→ **Data**
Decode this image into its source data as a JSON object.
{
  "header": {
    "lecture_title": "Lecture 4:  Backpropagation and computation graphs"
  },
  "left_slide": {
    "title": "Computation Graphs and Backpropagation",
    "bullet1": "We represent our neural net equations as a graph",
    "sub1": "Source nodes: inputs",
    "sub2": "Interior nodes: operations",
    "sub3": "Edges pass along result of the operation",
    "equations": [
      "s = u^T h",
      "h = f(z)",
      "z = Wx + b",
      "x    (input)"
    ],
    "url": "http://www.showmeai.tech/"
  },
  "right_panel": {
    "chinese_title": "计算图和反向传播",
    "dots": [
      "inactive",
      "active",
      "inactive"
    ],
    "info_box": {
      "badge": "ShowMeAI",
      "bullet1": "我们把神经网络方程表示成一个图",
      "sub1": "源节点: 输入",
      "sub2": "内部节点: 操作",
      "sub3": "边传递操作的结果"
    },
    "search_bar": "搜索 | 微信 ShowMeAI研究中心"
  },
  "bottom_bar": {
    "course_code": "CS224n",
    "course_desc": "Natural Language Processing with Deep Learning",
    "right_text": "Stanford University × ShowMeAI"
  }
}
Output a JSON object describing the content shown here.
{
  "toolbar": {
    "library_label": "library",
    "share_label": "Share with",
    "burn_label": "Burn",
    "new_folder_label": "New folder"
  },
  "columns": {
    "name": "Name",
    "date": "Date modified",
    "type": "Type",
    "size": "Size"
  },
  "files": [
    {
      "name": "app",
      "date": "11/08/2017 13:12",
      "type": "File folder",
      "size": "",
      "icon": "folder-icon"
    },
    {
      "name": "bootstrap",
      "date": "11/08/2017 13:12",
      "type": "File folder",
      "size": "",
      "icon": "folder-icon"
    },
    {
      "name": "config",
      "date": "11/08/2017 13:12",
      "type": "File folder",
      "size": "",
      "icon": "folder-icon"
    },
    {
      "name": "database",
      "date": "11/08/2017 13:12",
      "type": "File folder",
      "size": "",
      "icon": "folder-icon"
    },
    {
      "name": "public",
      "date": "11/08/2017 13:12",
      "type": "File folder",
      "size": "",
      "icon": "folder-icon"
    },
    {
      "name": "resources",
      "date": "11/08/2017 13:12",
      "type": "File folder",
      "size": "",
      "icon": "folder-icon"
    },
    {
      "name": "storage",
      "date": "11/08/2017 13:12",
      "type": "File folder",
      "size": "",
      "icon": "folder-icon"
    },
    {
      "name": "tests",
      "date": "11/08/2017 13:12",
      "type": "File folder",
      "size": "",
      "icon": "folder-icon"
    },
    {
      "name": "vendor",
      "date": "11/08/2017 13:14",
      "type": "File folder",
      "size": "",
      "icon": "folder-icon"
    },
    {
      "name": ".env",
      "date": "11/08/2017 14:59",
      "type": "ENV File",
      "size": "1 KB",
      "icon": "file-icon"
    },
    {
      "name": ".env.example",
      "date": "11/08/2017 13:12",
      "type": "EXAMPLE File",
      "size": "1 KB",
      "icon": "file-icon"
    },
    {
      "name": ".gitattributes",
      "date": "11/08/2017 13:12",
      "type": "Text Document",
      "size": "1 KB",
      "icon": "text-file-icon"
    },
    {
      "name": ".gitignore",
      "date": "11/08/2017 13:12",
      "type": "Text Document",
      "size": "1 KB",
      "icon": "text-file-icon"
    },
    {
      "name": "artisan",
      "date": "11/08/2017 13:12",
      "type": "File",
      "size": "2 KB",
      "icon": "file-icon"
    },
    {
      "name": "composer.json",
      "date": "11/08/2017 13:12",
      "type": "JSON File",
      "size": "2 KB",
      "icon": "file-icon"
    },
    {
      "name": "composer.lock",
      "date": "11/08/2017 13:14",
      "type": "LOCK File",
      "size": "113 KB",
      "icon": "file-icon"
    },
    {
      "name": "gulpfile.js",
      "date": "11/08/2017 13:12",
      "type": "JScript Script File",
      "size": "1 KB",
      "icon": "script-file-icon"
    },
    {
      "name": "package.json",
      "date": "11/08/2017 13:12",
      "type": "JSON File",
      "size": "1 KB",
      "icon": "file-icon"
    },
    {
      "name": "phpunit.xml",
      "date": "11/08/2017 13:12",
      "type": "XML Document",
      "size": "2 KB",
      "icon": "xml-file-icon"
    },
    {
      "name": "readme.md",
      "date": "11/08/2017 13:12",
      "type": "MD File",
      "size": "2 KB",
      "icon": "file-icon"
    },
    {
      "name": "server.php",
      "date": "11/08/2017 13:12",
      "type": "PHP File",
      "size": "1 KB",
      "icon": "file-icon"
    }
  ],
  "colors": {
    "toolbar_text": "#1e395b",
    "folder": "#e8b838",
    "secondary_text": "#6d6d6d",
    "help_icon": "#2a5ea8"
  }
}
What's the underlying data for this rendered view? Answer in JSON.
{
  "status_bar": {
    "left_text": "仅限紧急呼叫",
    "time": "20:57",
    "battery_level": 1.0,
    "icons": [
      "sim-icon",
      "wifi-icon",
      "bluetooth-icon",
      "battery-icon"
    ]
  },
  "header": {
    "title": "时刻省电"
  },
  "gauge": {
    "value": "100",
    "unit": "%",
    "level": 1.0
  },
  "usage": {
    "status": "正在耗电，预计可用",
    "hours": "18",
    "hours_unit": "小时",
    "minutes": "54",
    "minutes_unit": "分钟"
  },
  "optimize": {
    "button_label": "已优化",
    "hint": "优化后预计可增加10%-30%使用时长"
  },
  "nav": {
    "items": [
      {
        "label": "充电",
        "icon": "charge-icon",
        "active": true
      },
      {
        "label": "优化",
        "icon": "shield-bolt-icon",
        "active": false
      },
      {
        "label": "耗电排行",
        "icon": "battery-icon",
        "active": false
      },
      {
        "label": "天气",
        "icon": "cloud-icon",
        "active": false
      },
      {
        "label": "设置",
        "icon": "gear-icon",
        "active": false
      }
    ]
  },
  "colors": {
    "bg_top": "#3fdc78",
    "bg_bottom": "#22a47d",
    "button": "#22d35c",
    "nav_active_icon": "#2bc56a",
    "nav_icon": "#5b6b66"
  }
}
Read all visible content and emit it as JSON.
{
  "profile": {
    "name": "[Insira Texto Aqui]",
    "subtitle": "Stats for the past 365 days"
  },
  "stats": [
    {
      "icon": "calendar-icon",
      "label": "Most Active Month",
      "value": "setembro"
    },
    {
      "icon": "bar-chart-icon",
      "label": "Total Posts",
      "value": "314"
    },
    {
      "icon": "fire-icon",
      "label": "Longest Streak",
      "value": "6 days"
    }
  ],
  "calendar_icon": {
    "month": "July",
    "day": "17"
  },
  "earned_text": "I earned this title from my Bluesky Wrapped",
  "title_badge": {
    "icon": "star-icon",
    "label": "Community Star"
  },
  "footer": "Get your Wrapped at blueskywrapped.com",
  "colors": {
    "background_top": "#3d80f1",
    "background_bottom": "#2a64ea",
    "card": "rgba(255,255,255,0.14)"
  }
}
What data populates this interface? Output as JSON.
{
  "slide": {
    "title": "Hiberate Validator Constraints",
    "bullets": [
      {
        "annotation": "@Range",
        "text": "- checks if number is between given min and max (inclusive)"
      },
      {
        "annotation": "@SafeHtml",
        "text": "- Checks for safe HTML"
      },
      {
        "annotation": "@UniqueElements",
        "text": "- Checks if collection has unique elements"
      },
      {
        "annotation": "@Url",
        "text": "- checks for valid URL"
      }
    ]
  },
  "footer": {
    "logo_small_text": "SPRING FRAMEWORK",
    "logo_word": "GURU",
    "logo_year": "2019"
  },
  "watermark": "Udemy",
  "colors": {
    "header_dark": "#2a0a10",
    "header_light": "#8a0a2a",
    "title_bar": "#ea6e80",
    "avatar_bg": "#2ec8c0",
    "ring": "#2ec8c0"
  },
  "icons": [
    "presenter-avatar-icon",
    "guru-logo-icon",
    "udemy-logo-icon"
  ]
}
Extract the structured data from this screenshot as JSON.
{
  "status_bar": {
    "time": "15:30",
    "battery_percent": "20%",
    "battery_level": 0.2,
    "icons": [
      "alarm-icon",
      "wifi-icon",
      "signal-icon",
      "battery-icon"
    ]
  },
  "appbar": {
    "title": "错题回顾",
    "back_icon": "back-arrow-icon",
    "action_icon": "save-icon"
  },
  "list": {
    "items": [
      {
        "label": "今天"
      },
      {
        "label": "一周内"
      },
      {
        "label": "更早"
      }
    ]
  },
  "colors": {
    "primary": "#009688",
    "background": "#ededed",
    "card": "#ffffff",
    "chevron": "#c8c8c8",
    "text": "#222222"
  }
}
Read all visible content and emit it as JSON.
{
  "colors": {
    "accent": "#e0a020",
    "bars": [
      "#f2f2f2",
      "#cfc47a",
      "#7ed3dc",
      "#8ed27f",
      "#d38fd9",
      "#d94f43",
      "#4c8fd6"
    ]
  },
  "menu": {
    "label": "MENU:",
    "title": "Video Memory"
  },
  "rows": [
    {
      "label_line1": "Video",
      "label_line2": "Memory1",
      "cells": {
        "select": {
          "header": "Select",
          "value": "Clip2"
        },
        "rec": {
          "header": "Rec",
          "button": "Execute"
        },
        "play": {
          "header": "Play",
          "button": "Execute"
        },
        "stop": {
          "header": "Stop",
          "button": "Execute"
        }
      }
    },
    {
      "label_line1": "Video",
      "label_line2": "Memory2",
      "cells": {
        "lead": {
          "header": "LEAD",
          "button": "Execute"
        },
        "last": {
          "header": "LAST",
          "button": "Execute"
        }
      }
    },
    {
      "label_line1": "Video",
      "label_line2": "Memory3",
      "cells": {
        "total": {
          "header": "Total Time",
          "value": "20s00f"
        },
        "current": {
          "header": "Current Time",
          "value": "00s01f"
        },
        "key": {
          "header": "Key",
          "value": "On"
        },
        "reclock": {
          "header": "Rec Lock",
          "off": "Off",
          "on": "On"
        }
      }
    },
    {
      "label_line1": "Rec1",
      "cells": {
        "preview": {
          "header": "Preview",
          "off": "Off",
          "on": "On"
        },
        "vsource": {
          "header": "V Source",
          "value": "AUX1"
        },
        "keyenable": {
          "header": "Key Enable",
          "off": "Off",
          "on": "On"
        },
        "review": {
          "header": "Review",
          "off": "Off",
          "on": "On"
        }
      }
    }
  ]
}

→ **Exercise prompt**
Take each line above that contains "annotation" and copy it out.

→ **Task solution**
        "annotation": "@Range",
        "annotation": "@SafeHtml",
        "annotation": "@UniqueElements",
        "annotation": "@Url",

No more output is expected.